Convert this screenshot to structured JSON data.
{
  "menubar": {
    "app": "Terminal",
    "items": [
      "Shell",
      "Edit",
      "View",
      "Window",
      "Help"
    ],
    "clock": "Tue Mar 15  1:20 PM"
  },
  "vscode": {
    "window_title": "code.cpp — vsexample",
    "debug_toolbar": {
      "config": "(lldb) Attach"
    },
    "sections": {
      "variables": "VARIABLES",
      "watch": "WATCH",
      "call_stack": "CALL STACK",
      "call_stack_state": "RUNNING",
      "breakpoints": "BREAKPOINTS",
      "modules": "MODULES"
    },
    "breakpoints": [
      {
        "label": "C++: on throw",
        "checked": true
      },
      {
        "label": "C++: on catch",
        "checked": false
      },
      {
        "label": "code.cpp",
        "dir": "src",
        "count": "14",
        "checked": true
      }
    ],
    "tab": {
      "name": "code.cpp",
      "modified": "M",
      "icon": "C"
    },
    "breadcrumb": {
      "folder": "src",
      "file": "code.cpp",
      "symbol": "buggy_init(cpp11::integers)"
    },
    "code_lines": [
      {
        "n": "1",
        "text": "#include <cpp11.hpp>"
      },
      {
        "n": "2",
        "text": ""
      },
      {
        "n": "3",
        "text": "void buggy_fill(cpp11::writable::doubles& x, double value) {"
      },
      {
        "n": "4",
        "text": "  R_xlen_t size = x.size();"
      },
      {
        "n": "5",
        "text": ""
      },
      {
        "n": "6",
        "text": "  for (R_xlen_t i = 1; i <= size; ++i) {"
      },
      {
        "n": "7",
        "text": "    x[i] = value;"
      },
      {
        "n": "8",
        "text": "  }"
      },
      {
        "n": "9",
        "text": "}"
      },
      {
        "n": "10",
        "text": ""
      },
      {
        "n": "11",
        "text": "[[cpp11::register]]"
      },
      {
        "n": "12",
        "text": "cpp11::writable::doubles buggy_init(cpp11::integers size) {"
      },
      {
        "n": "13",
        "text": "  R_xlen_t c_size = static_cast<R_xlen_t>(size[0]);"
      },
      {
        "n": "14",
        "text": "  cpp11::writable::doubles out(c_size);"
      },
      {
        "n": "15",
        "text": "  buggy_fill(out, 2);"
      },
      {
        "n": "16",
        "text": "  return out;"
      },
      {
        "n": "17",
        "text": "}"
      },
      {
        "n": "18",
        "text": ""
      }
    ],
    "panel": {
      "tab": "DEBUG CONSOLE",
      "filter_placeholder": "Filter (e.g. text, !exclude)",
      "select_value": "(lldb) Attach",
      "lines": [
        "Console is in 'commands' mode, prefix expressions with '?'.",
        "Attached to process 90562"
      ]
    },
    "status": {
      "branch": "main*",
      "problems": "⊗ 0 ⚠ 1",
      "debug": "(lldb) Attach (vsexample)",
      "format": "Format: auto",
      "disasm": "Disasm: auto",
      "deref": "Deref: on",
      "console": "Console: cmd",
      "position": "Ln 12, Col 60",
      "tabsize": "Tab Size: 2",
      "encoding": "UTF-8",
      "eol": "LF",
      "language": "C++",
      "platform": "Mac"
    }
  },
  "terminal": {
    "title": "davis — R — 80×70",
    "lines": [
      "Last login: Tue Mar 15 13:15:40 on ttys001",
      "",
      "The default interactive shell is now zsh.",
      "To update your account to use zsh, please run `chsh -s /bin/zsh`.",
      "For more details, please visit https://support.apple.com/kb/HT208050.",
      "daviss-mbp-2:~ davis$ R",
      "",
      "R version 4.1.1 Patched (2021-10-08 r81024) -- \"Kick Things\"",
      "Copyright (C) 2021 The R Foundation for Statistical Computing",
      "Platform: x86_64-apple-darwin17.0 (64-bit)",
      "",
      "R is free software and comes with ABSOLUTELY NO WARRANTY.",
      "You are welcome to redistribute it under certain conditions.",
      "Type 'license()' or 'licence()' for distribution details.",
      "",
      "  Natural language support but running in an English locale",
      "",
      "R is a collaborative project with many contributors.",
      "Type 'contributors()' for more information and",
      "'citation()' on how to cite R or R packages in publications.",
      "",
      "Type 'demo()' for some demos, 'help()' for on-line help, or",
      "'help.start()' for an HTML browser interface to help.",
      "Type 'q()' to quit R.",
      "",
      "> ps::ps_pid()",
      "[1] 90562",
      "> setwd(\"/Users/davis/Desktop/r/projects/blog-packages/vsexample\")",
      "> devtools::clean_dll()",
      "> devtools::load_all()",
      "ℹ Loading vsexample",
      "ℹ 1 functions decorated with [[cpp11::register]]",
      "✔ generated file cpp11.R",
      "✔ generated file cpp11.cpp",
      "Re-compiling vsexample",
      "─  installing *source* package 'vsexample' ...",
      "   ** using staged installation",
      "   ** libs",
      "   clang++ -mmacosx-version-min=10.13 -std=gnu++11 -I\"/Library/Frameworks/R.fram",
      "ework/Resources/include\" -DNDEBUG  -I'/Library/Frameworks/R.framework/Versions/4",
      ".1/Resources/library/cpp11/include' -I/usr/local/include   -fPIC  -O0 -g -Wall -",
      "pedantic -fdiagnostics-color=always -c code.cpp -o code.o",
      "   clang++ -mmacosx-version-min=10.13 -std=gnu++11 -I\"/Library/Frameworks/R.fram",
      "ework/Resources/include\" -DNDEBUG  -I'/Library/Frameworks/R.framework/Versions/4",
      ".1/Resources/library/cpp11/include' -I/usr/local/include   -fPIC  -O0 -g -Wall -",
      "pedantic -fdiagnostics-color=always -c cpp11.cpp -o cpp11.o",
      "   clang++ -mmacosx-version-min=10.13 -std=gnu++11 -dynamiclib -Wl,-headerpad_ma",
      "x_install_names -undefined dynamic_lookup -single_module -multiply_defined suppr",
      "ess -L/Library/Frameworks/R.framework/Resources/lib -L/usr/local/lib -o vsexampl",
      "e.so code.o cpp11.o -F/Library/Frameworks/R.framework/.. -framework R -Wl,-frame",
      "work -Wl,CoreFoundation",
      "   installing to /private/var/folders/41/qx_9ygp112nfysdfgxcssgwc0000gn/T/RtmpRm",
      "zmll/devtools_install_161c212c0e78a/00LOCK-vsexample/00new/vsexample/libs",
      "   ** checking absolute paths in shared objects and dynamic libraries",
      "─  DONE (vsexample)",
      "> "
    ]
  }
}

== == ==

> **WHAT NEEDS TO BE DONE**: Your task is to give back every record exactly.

> **COMPLETED EXERCISE**:
Convert this screenshot to structured JSON data.
{
  "menubar": {
    "app": "Terminal",
    "items": [
      "Shell",
      "Edit",
      "View",
      "Window",
      "Help"
    ],
    "clock": "Tue Mar 15  1:20 PM"
  },
  "vscode": {
    "window_title": "code.cpp — vsexample",
    "debug_toolbar": {
      "config": "(lldb) Attach"
    },
    "sections": {
      "variables": "VARIABLES",
      "watch": "WATCH",
      "call_stack": "CALL STACK",
      "call_stack_state": "RUNNING",
      "breakpoints": "BREAKPOINTS",
      "modules": "MODULES"
    },
    "breakpoints": [
      {
        "label": "C++: on throw",
        "checked": true
      },
      {
        "label": "C++: on catch",
        "checked": false
      },
      {
        "label": "code.cpp",
        "dir": "src",
        "count": "14",
        "checked": true
      }
    ],
    "tab": {
      "name": "code.cpp",
      "modified": "M",
      "icon": "C"
    },
    "breadcrumb": {
      "folder": "src",
      "file": "code.cpp",
      "symbol": "buggy_init(cpp11::integers)"
    },
    "code_lines": [
      {
        "n": "1",
        "text": "#include <cpp11.hpp>"
      },
      {
        "n": "2",
        "text": ""
      },
      {
        "n": "3",
        "text": "void buggy_fill(cpp11::writable::doubles& x, double value) {"
      },
      {
        "n": "4",
        "text": "  R_xlen_t size = x.size();"
      },
      {
        "n": "5",
        "text": ""
      },
      {
        "n": "6",
        "text": "  for (R_xlen_t i = 1; i <= size; ++i) {"
      },
      {
        "n": "7",
        "text": "    x[i] = value;"
      },
      {
        "n": "8",
        "text": "  }"
      },
      {
        "n": "9",
        "text": "}"
      },
      {
        "n": "10",
        "text": ""
      },
      {
        "n": "11",
        "text": "[[cpp11::register]]"
      },
      {
        "n": "12",
        "text": "cpp11::writable::doubles buggy_init(cpp11::integers size) {"
      },
      {
        "n": "13",
        "text": "  R_xlen_t c_size = static_cast<R_xlen_t>(size[0]);"
      },
      {
        "n": "14",
        "text": "  cpp11::writable::doubles out(c_size);"
      },
      {
        "n": "15",
        "text": "  buggy_fill(out, 2);"
      },
      {
        "n": "16",
        "text": "  return out;"
      },
      {
        "n": "17",
        "text": "}"
      },
      {
        "n": "18",
        "text": ""
      }
    ],
    "panel": {
      "tab": "DEBUG CONSOLE",
      "filter_placeholder": "Filter (e.g. text, !exclude)",
      "select_value": "(lldb) Attach",
      "lines": [
        "Console is in 'commands' mode, prefix expressions with '?'.",
        "Attached to process 90562"
      ]
    },
    "status": {
      "branch": "main*",
      "problems": "⊗ 0 ⚠ 1",
      "debug": "(lldb) Attach (vsexample)",
      "format": "Format: auto",
      "disasm": "Disasm: auto",
      "deref": "Deref: on",
      "console": "Console: cmd",
      "position": "Ln 12, Col 60",
      "tabsize": "Tab Size: 2",
      "encoding": "UTF-8",
      "eol": "LF",
      "language": "C++",
      "platform": "Mac"
    }
  },
  "terminal": {
    "title": "davis — R — 80×70",
    "lines": [
      "Last login: Tue Mar 15 13:15:40 on ttys001",
      "",
      "The default interactive shell is now zsh.",
      "To update your account to use zsh, please run `chsh -s /bin/zsh`.",
      "For more details, please visit https://support.apple.com/kb/HT208050.",
      "daviss-mbp-2:~ davis$ R",
      "",
      "R version 4.1.1 Patched (2021-10-08 r81024) -- \"Kick Things\"",
      "Copyright (C) 2021 The R Foundation for Statistical Computing",
      "Platform: x86_64-apple-darwin17.0 (64-bit)",
      "",
      "R is free software and comes with ABSOLUTELY NO WARRANTY.",
      "You are welcome to redistribute it under certain conditions.",
      "Type 'license()' or 'licence()' for distribution details.",
      "",
      "  Natural language support but running in an English locale",
      "",
      "R is a collaborative project with many contributors.",
      "Type 'contributors()' for more information and",
      "'citation()' on how to cite R or R packages in publications.",
      "",
      "Type 'demo()' for some demos, 'help()' for on-line help, or",
      "'help.start()' for an HTML browser interface to help.",
      "Type 'q()' to quit R.",
      "",
      "> ps::ps_pid()",
      "[1] 90562",
      "> setwd(\"/Users/davis/Desktop/r/projects/blog-packages/vsexample\")",
      "> devtools::clean_dll()",
      "> devtools::load_all()",
      "ℹ Loading vsexample",
      "ℹ 1 functions decorated with [[cpp11::register]]",
      "✔ generated file cpp11.R",
      "✔ generated file cpp11.cpp",
      "Re-compiling vsexample",
      "─  installing *source* package 'vsexample' ...",
      "   ** using staged installation",
      "   ** libs",
      "   clang++ -mmacosx-version-min=10.13 -std=gnu++11 -I\"/Library/Frameworks/R.fram",
      "ework/Resources/include\" -DNDEBUG  -I'/Library/Frameworks/R.framework/Versions/4",
      ".1/Resources/library/cpp11/include' -I/usr/local/include   -fPIC  -O0 -g -Wall -",
      "pedantic -fdiagnostics-color=always -c code.cpp -o code.o",
      "   clang++ -mmacosx-version-min=10.13 -std=gnu++11 -I\"/Library/Frameworks/R.fram",
      "ework/Resources/include\" -DNDEBUG  -I'/Library/Frameworks/R.framework/Versions/4",
      ".1/Resources/library/cpp11/include' -I/usr/local/include   -fPIC  -O0 -g -Wall -",
      "pedantic -fdiagnostics-color=always -c cpp11.cpp -o cpp11.o",
      "   clang++ -mmacosx-version-min=10.13 -std=gnu++11 -dynamiclib -Wl,-headerpad_ma",
      "x_install_names -undefined dynamic_lookup -single_module -multiply_defined suppr",
      "ess -L/Library/Frameworks/R.framework/Resources/lib -L/usr/local/lib -o vsexampl",
      "e.so code.o cpp11.o -F/Library/Frameworks/R.framework/.. -framework R -Wl,-frame",
      "work -Wl,CoreFoundation",
      "   installing to /private/var/folders/41/qx_9ygp112nfysdfgxcssgwc0000gn/T/RtmpRm",
      "zmll/devtools_install_161c212c0e78a/00LOCK-vsexample/00new/vsexample/libs",
      "   ** checking absolute paths in shared objects and dynamic libraries",
      "─  DONE (vsexample)",
      "> "
    ]
  }
}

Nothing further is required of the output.